Hey, remember that time during the campaign when Candidate Obama said he was going to cut taxes for middle class families across the country? Me too. That was awesome. This is not awesome:

Gregory Mankiw

“A family of four with an income, say, of $54,000 would pay $9,900 for health care. That covers only about half the actual cost. Uncle Sam would pick up the rest.

Now suppose that the same family earns an additional $12,000 by, for example, having the primary earner work overtime or sending a secondary worker into the labor force. In that case, the federal subsidy shrinks, so the family’s cost of health care rises to $12,700.

In other words, $2,800 of the $12,000 of extra income, or 23 percent, would be effectively taxed away by the government’s new health care system.

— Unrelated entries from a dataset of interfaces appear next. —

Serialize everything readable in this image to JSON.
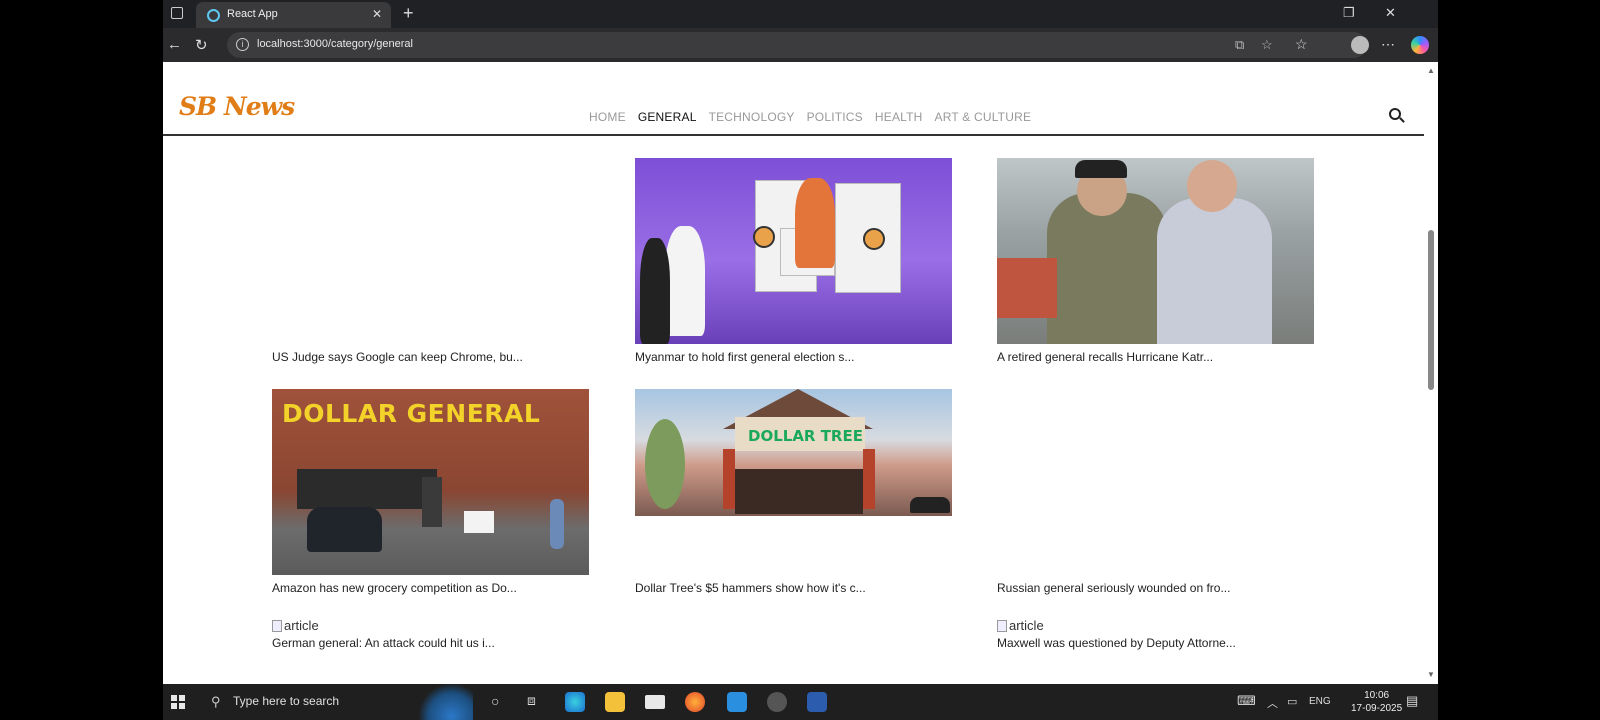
{
  "browser": {
    "tab_title": "React App",
    "url": "localhost:3000/category/general"
  },
  "site": {
    "logo": "SB News",
    "nav": [
      "HOME",
      "GENERAL",
      "TECHNOLOGY",
      "POLITICS",
      "HEALTH",
      "ART & CULTURE"
    ],
    "active_nav": "GENERAL"
  },
  "articles": [
    {
      "caption": "US Judge says Google can keep Chrome, bu...",
      "image": "none"
    },
    {
      "caption": "Myanmar to hold first general election s...",
      "image": "election-photo"
    },
    {
      "caption": "A retired general recalls Hurricane Katr...",
      "image": "generals-photo"
    },
    {
      "caption": "Amazon has new grocery competition as Do...",
      "image": "dollar-general-photo",
      "image_text": "DOLLAR GENERAL"
    },
    {
      "caption": "Dollar Tree's $5 hammers show how it's c...",
      "image": "dollar-tree-photo",
      "image_text": "DOLLAR TREE"
    },
    {
      "caption": "Russian general seriously wounded on fro...",
      "image": "none"
    },
    {
      "caption": "German general: An attack could hit us i...",
      "image": "broken",
      "alt": "article"
    },
    {
      "caption": "Maxwell was questioned by Deputy Attorne...",
      "image": "broken",
      "alt": "article"
    }
  ],
  "taskbar": {
    "search_placeholder": "Type here to search",
    "language": "ENG",
    "time": "10:06",
    "date": "17-09-2025"
  }
}
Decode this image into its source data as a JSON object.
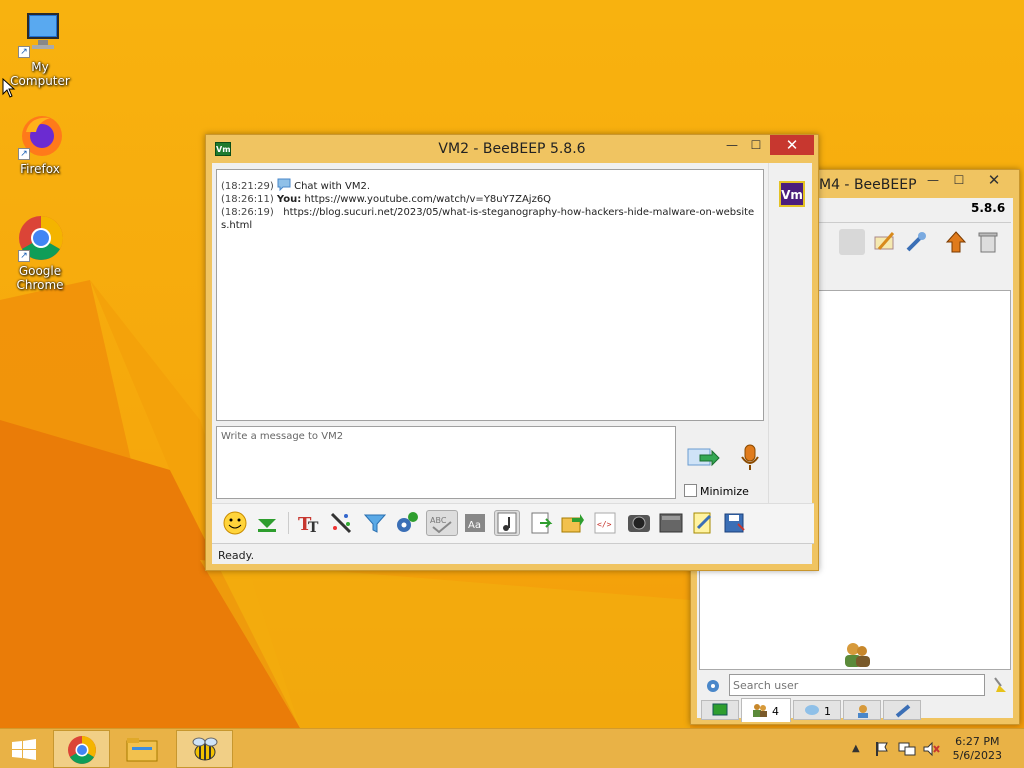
{
  "desktop": {
    "icons": [
      {
        "label": "My Computer"
      },
      {
        "label": "Firefox"
      },
      {
        "label": "Google Chrome"
      }
    ]
  },
  "vm4_window": {
    "title": "M4 - BeeBEEP",
    "version": "5.8.6",
    "search_placeholder": "Search user",
    "tabs": [
      {
        "count": "4"
      },
      {
        "count": "1"
      }
    ]
  },
  "vm2_window": {
    "title": "VM2 - BeeBEEP 5.8.6",
    "avatar_label": "Vm",
    "chat": [
      {
        "time": "(18:21:29)",
        "sender": "",
        "text": "Chat with VM2."
      },
      {
        "time": "(18:26:11)",
        "sender": "You:",
        "text": "https://www.youtube.com/watch/v=Y8uY7ZAjz6Q"
      },
      {
        "time": "(18:26:19)",
        "sender": "",
        "text": "https://blog.sucuri.net/2023/05/what-is-steganography-how-hackers-hide-malware-on-websites.html"
      }
    ],
    "message_placeholder": "Write a message to VM2",
    "minimize_label": "Minimize",
    "status": "Ready."
  },
  "taskbar": {
    "time": "6:27 PM",
    "date": "5/6/2023"
  },
  "colors": {
    "close_red": "#c7372f",
    "window_frame": "#f0c461",
    "avatar_bg": "#4b1e7d"
  }
}
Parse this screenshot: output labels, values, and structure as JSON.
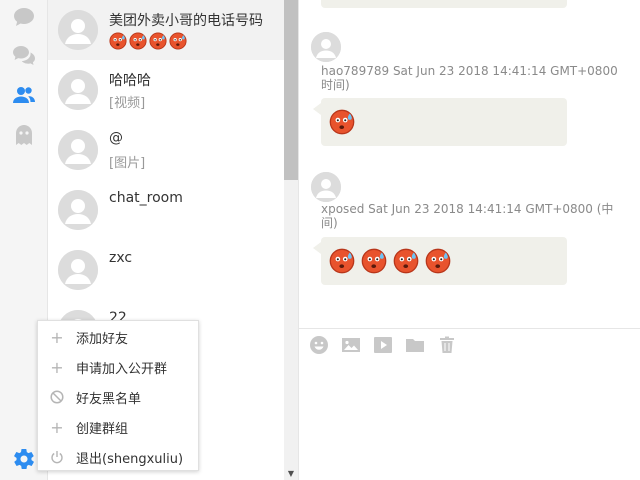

That implicit marginal tax rate of 23 percent is a significant disincentive. And it comes on top of the explicit marginal tax rate the family already faces from income and payroll taxes. Altogether, many families would face marginal rates at or above the 50 percent level that animated the Reagan supply-side revolution.”

And let’s not forget the promise by Democrats to roll back the Bush tax cuts next year. Speaking of which, I’d say it’s even more important that people pay attention to what the real left has to say about all this:

Deficit financed

“This includes the revenue loss of $2.11 trillion that results directly from the Bush tax cuts as well as the $379 billion in additional interest payments on the national debt that we must make since the tax cuts were deficit-financed.”

The phrase “deficit financed” illustrates the fundamental economic disconnect between the left and the right in American politics. That phrase implies that tax cuts are payments from the government which cost it money. This is misleading because it distorts the reality of ownership. In other words, that money does not belong to the government. It was not earned by anyone in the political class. That money was seized by force from working citizens – rich, middle class and poor. Taxes are not voluntary. Yet.

My argument is certainly not that all taxes are immoral. Neither is my argument that tax cuts always pay for themselves. My argument is that excessive taxes are immoral and that citizens are not obliged to endure them. Further, government does not have an indisputable power to seize whatever income it wants and spend that money on whatever it will just because we happen to live in a watered down democracy.

Government subsidized health care on the other hand is money taken by force from one class or group of citizens and given to another with an exorbitant administrative charge tacked on for the thieves currently in power – private and public. The taxed class has every right – indeed every duty – to object to this seizure of its income should it disagree with any aspect of how that money is taken or spent or with the amounts in question.

Government run health care is deficit financed. Government does not have anywhere near the money to pay for this new bureaucracy. Indeed, it does not have the money to pay for most of the services it allegedly guarantees to its citizens already. Medicare, Medicaid and Social Security are three examples. Hence the exorbitant spiraling debt our country currently faces.

The left argues that since we are so badly in debt, the government is justified in taking even more of our tax dollars. Simply continue to take more money from the bottomless pit of taxpayer finances and we can one day live in a liberal utopia of government sponsored handouts. This solution has never – not in the entire span of human history – proven to be feasible.

The founding generation objected – in part – to taxation without representation. In other words, the mother country Britain continued to take more and more money from the lucrative colonies without allowing them any voice in the government which was taxing them. As the Reverend Ebenezer Baldwin of Danbury once wrote, this “must convince us that we shall be taxed so long as we have a penny to pay, and that new offices will be constituted and new officers palmed upon us until the number is so great that we cannot by our constant labor toil maintain anymore.”

Sound familiar? The difference of course is that we are represented. Allegedly. Even so, that does not mean that we are obliged to continue to surrender more and more of our wealth to prop up an ever more corrupt and unjust governing class. Tax cuts are not deficit financed. Government is taxpayer financed. Should taxpayers at some point determine that said taxes are unjustly squandered, we are not obliged to continue to pay them. Taxpayers are citizens, not slaves.